[Data records for software interfaces]

··········

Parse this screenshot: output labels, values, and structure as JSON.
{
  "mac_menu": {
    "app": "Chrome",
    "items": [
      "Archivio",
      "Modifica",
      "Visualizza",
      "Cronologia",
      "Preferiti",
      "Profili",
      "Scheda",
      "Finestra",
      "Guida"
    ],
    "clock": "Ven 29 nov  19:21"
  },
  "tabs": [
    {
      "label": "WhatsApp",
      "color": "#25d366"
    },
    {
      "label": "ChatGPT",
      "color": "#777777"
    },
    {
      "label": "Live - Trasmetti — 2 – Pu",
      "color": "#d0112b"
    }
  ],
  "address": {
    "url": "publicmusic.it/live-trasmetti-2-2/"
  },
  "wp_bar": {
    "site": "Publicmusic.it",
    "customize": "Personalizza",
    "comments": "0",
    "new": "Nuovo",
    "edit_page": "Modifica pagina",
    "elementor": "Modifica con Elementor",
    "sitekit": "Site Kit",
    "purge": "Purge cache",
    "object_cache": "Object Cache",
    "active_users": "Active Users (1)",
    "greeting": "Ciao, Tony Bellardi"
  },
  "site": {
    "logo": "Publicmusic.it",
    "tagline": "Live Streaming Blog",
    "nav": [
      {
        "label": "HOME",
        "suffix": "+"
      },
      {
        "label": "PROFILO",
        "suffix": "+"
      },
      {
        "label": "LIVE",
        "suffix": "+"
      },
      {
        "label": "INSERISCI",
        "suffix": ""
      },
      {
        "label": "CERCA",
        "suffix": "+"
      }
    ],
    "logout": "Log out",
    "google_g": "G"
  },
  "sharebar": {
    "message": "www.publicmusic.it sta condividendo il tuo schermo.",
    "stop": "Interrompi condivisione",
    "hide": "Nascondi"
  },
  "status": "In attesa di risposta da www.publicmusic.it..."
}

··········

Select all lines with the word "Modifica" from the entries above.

__Written reply__
      "Modifica",
    "edit_page": "Modifica pagina",
    "elementor": "Modifica con Elementor",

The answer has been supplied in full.